Few stories inspire quite like that of Sir Edmund Hillary and Tenzing Norgay’s 1953 Everest climb. While Hillary and Norgay’s pioneering Everest expedition has remained one of the most fabled tales of all time, influencing everyone from other explorers, to Nigel Cabourn, to Mr. Lean himself the duo’s legacy stretches far beyond the mountain. Hillary and Norgay might be best known for those shots of them grinning at the summit in some seriously covetable parkas, but the photos of them back on level ground, still grinning in their rakish suits and eccentric outfits are just as notable. Stay humble, on and off the mountain. —JG
A few months ago I made the trip to Ventura, California and stood in the parking lot where Patagonia founder Yvon Chouinard embarked on one of his first climbing trips to Argentina. The point of my journey to Patagonia the company wasn’t to tour historic parking lots, it was the see a new collection of clothing that was inspired by the early and important Patagonia clothing that Yvon Chouinard created in that very same spot. Launching this September, the Patagonia Legacy collection is a small ten-piece capsule of product that traces back to the original items from the forty years of Patagonia. The scale of the company has grown over the past four decades, but the mission and the core values remain intact, much like the building in which it all started.

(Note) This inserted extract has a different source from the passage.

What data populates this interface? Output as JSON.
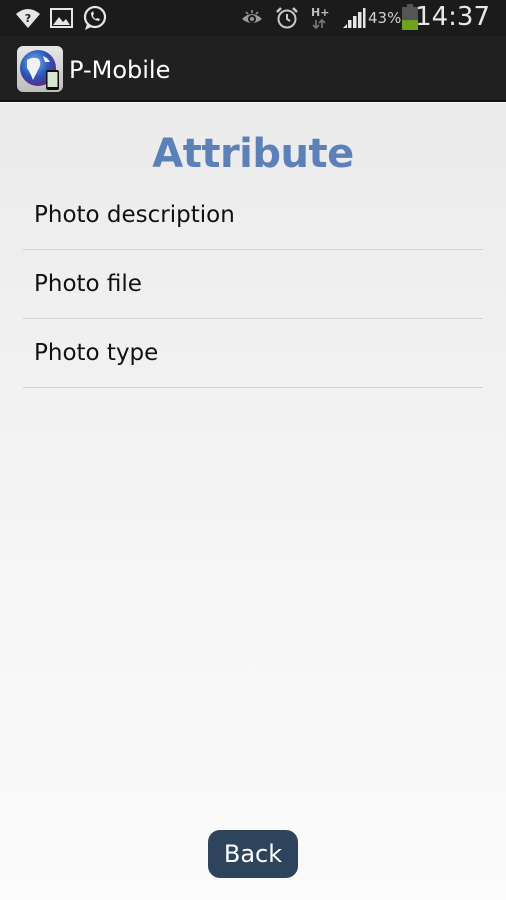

Before I made the trip to California, I saw the Legacy collection at a small preview in New York. I was, admittedly, pretty nervous going in to see it. Often times, these types of historically slanted collections can be tricky and scary to the purists. The last thing we want is some heavy-handed re-interpretation for no good reason. I learned at that preview, and also later in Ventura, that heavy-handed is not Patagonia’s M.O. The Legacy collection is a subtle and steady take on the already great items from the Patagonia’s past.
In April of 2012 I posted about Oak Ridge, Tenneesee, one the U.S. government’s secret Manhattan Project sites that was established to produce the fuel for the first Atom bomb. The post was spurred by the Department of Energy and the digitization of their photo archives, which included a lot of long classified photos of the secret town. You can read all about it here.
That post got a lot of attention and people all over the world were curious to see the photos and learn about how a town of over 80,000, which was home to the largest building in the world at the time (the K-25 enrichment building at CEW, which is pictured above and below), had the 10th largest bus network in America and used more power than the whole of New York City managed to remain a closely held secret.
It took a lot of coaxing to get me to visit San Diego. Having spent so much time in L.A. and San Francisco for work and increasingly for fun, I had honestly relegated San Diego near the bottom of my list of places to visit in the Golden State. My girlfriend of nearly two years, who grew up in La Jolla, was determined to change my thinking (a talent girlfriends wield skillfully) on the subject of San Diego. Her weapon of choice? The historic La Valencia Hotel in La Jolla. Knowing my appreciation for provenance, this was a shrewd and ultimately successful move.
Going through the John F. Kennedy archives I came across this recipe for New England Fish Chowder. Apparently, chowder was the favorite dish of JFK —pictured here sailing on the Presidential yacht Manitou near Hyannis Port, Mass. which was one of his favorite activities.
Could this be the beginning of an archival food section for ACL? Unlikely. But nevertheless it’s an amusing little piece of history. Someone please follow this recipe and report back.
Images via the John F. Kennedy Library, Boston, MA.
The Boston Public Library has a massive and impressive digital photo archive, which is open for all to enjoy via Flickr. The collection has yielded other interesting ACL posts in the past, and an image search recently led to this collection of old Georgia post cards from roughly 1930-1945.
I’ve spent the past few days in Southeast Georgia (Jekyll, St. Simons & Sea Island) and it got me looking around for old pictures and along came these nearly 600 great old postcards from all over the state of Georgia. Nice stuff here from the BPL as usual.
Eddie Bauer —the original expedition outfitter of American Everest explorers— recently sent a team of mountaineers to return to the deadly peak’s West Ridge to commemorate the historic anniversary of the 1963 climb of Jim Whittaker who is credited as the first American to summit the world’s tallest peak.
The short video below helps tell the story of the first Americans to stand on the summit. Eddie Bauer also created this beautiful web feature that highlights the adventure that Whittaker and his comrades shared, along with the gear that took both the 1963 team and the 2013 teams to the top.